◆ WHAT IS NEEDED ◆
Filter the records below down to lines containing "Default".

---------- GIVEN RECORDS

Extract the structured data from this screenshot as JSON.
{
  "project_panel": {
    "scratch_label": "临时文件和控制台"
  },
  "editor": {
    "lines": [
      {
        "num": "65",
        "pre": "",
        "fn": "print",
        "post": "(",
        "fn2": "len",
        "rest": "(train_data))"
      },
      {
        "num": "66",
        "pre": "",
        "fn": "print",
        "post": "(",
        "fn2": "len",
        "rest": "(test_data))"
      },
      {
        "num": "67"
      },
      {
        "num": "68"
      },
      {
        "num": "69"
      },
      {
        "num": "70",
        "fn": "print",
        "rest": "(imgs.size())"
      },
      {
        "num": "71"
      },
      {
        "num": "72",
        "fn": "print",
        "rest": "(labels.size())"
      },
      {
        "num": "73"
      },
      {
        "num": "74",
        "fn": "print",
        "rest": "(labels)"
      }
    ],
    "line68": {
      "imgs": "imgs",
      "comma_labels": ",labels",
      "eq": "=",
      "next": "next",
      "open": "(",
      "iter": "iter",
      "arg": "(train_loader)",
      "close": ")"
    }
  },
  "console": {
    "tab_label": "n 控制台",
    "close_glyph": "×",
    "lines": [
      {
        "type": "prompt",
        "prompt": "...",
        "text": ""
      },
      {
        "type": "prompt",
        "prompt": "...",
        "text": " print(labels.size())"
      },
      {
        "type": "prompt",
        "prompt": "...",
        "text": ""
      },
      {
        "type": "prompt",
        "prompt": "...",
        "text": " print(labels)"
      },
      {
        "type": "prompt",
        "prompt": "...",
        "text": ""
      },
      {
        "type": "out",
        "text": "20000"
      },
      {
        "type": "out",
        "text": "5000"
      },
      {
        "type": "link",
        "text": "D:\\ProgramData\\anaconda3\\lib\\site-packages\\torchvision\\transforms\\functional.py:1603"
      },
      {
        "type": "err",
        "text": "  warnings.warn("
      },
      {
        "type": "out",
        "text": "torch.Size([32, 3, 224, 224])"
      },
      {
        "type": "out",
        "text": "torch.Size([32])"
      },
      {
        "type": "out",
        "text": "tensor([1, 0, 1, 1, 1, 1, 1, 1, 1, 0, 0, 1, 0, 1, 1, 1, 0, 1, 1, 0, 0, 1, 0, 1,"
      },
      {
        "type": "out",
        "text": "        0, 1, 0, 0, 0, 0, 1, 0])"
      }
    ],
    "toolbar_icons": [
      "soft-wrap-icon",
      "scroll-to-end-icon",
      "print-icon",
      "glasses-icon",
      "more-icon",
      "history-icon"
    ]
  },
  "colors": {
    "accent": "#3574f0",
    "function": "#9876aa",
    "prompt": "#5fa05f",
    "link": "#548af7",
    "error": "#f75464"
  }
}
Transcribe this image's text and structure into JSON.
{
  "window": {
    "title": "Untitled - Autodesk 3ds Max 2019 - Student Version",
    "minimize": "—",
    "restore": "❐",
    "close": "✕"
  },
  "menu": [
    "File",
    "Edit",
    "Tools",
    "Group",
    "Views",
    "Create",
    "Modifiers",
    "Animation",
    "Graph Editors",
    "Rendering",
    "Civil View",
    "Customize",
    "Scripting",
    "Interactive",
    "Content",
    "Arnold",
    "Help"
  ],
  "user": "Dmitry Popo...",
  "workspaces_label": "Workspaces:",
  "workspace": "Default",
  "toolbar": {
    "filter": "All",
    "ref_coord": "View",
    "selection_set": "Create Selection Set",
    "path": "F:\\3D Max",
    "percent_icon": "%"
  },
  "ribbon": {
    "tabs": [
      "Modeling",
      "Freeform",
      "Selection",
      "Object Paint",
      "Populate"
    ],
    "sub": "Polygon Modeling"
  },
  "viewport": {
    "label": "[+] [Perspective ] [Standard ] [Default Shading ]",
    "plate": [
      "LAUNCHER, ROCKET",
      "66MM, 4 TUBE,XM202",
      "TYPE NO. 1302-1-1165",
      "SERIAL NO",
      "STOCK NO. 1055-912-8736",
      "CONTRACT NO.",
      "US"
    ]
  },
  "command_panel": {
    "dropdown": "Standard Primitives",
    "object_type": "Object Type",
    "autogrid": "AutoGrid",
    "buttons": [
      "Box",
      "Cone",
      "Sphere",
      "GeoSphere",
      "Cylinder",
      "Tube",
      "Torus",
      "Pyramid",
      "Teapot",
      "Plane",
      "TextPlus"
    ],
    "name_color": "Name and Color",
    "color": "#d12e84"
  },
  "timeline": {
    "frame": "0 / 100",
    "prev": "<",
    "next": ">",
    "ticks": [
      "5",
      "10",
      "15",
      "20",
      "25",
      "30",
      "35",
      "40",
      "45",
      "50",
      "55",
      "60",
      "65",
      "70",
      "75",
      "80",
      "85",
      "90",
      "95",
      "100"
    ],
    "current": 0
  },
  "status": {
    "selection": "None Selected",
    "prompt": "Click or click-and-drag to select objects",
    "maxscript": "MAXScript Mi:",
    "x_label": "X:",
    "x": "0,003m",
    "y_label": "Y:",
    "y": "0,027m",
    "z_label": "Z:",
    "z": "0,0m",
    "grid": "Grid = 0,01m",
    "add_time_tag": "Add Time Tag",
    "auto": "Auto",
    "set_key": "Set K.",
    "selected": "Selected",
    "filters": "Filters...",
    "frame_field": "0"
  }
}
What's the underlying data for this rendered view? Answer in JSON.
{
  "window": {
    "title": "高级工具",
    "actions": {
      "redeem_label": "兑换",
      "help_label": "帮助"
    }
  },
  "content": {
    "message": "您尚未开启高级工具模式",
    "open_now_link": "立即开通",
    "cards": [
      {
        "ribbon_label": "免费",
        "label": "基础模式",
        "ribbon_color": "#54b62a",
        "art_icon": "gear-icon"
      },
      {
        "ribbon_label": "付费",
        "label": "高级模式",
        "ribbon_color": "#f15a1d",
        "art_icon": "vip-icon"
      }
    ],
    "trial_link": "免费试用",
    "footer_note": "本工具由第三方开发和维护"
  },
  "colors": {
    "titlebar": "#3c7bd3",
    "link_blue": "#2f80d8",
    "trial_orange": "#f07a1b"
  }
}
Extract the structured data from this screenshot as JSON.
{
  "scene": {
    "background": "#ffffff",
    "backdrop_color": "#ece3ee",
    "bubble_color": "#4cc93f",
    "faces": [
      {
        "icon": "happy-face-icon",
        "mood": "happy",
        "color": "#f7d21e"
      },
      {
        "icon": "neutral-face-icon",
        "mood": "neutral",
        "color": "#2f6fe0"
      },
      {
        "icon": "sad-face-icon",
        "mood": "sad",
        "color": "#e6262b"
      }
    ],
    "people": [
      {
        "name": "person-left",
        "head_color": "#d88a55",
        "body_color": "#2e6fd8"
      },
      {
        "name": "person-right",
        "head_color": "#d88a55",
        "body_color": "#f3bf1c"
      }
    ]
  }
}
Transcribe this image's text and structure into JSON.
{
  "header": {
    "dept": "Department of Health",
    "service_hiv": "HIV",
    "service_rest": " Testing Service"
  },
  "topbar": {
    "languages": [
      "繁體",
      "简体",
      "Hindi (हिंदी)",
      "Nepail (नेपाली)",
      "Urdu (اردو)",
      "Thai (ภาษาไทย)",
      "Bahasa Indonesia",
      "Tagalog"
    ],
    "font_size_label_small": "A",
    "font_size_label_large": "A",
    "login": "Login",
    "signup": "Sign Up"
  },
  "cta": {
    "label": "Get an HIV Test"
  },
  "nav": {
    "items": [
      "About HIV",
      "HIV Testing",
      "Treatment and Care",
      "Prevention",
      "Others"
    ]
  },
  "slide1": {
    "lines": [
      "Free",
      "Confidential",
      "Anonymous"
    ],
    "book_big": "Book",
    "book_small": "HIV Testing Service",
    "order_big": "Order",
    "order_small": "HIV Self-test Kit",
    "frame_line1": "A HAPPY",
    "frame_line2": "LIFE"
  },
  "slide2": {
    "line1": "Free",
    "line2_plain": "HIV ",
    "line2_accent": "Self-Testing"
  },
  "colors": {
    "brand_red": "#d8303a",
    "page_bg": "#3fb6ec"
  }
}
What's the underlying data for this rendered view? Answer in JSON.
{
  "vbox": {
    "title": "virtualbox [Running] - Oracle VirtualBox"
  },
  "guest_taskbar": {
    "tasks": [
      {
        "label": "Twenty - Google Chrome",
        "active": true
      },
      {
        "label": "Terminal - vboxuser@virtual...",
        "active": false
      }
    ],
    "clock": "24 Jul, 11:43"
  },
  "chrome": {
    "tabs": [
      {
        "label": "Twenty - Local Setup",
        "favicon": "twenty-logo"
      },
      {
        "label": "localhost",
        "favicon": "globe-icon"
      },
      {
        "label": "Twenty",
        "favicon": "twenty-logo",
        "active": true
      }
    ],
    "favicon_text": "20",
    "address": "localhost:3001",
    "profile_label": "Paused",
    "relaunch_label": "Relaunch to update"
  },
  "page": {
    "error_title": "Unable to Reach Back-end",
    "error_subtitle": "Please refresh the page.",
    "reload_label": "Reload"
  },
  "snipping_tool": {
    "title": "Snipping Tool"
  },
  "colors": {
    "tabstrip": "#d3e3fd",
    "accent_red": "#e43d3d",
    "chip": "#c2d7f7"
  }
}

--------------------

◆ SOLUTION TO THE PROBLEM ◆
  "workspace": "Default",
    "label": "[+] [Perspective ] [Standard ] [Default Shading ]",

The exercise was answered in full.